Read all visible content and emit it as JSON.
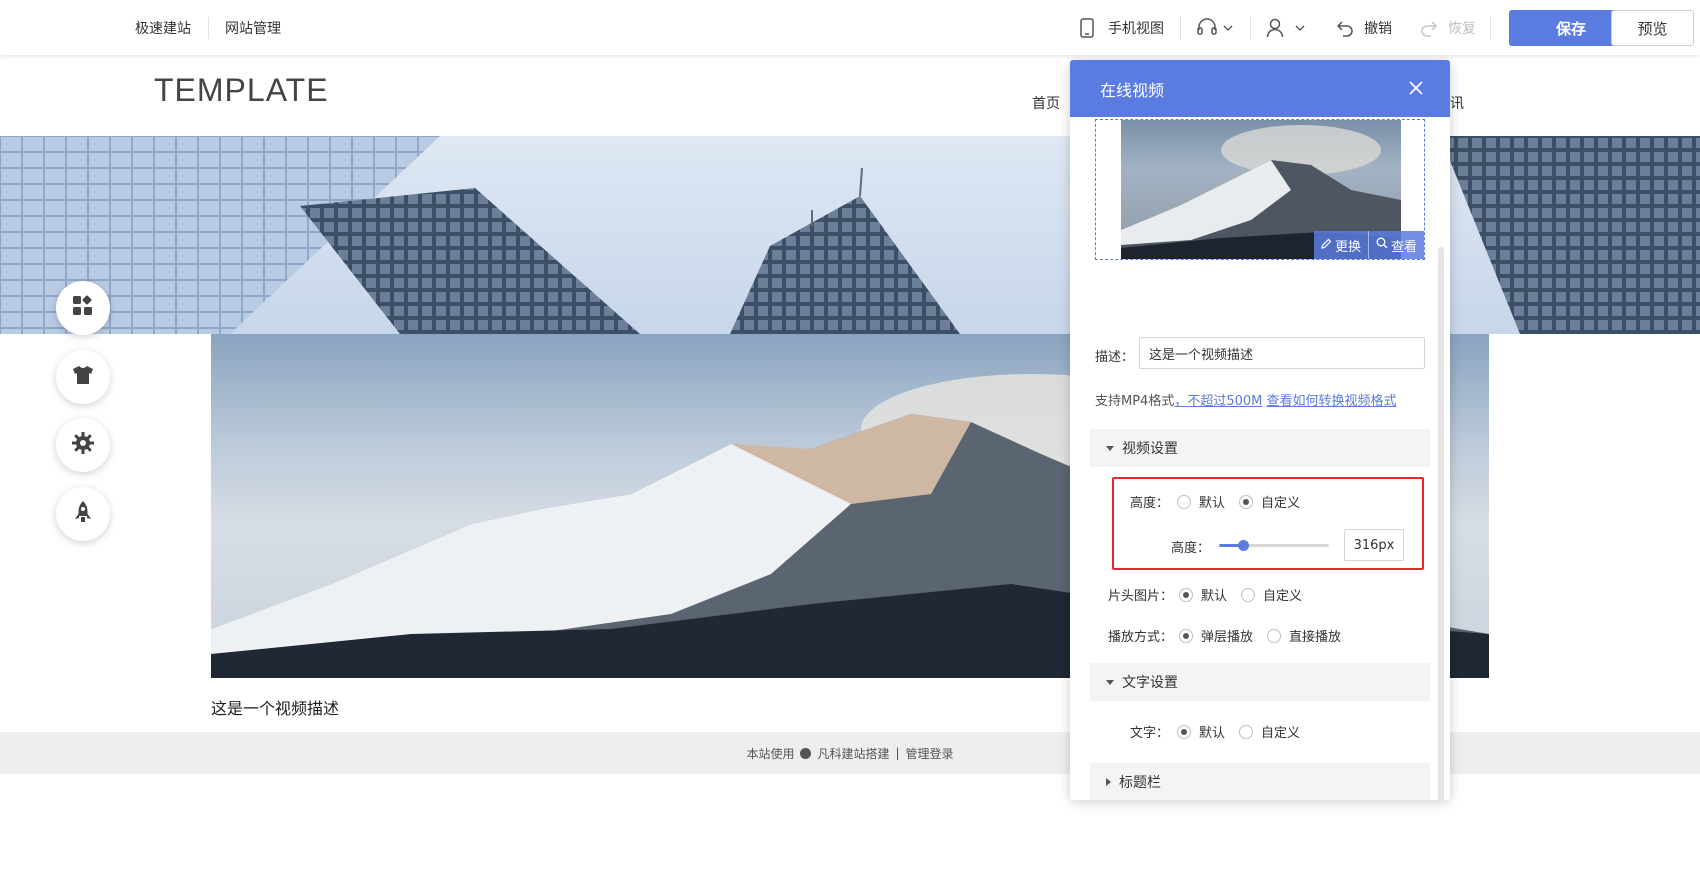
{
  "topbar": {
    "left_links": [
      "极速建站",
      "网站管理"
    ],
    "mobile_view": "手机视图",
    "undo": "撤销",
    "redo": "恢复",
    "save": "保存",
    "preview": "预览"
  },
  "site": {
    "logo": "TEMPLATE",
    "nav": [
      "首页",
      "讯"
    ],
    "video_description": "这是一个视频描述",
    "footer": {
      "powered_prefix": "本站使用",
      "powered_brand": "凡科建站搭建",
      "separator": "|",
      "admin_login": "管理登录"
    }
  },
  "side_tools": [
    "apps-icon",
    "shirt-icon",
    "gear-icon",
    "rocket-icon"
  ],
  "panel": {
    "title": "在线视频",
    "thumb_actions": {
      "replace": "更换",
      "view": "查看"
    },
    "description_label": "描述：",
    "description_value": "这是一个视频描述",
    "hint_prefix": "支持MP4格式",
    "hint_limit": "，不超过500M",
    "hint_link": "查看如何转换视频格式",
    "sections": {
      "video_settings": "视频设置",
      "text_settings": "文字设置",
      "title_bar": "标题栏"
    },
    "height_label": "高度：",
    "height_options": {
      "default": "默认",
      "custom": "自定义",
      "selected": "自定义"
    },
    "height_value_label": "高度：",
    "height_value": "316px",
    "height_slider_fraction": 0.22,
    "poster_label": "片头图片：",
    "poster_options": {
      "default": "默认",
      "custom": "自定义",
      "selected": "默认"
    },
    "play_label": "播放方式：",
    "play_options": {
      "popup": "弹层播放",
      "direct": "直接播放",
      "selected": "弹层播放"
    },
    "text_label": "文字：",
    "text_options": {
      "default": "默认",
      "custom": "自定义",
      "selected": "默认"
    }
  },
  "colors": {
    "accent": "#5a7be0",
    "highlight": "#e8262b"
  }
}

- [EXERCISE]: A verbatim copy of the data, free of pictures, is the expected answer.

- [TASK RESULT]:
Read all visible content and emit it as JSON.
{
  "topbar": {
    "left_links": [
      "极速建站",
      "网站管理"
    ],
    "mobile_view": "手机视图",
    "undo": "撤销",
    "redo": "恢复",
    "save": "保存",
    "preview": "预览"
  },
  "site": {
    "logo": "TEMPLATE",
    "nav": [
      "首页",
      "讯"
    ],
    "video_description": "这是一个视频描述",
    "footer": {
      "powered_prefix": "本站使用",
      "powered_brand": "凡科建站搭建",
      "separator": "|",
      "admin_login": "管理登录"
    }
  },
  "side_tools": [
    "apps-icon",
    "shirt-icon",
    "gear-icon",
    "rocket-icon"
  ],
  "panel": {
    "title": "在线视频",
    "thumb_actions": {
      "replace": "更换",
      "view": "查看"
    },
    "description_label": "描述：",
    "description_value": "这是一个视频描述",
    "hint_prefix": "支持MP4格式",
    "hint_limit": "，不超过500M",
    "hint_link": "查看如何转换视频格式",
    "sections": {
      "video_settings": "视频设置",
      "text_settings": "文字设置",
      "title_bar": "标题栏"
    },
    "height_label": "高度：",
    "height_options": {
      "default": "默认",
      "custom": "自定义",
      "selected": "自定义"
    },
    "height_value_label": "高度：",
    "height_value": "316px",
    "height_slider_fraction": 0.22,
    "poster_label": "片头图片：",
    "poster_options": {
      "default": "默认",
      "custom": "自定义",
      "selected": "默认"
    },
    "play_label": "播放方式：",
    "play_options": {
      "popup": "弹层播放",
      "direct": "直接播放",
      "selected": "弹层播放"
    },
    "text_label": "文字：",
    "text_options": {
      "default": "默认",
      "custom": "自定义",
      "selected": "默认"
    }
  },
  "colors": {
    "accent": "#5a7be0",
    "highlight": "#e8262b"
  }
}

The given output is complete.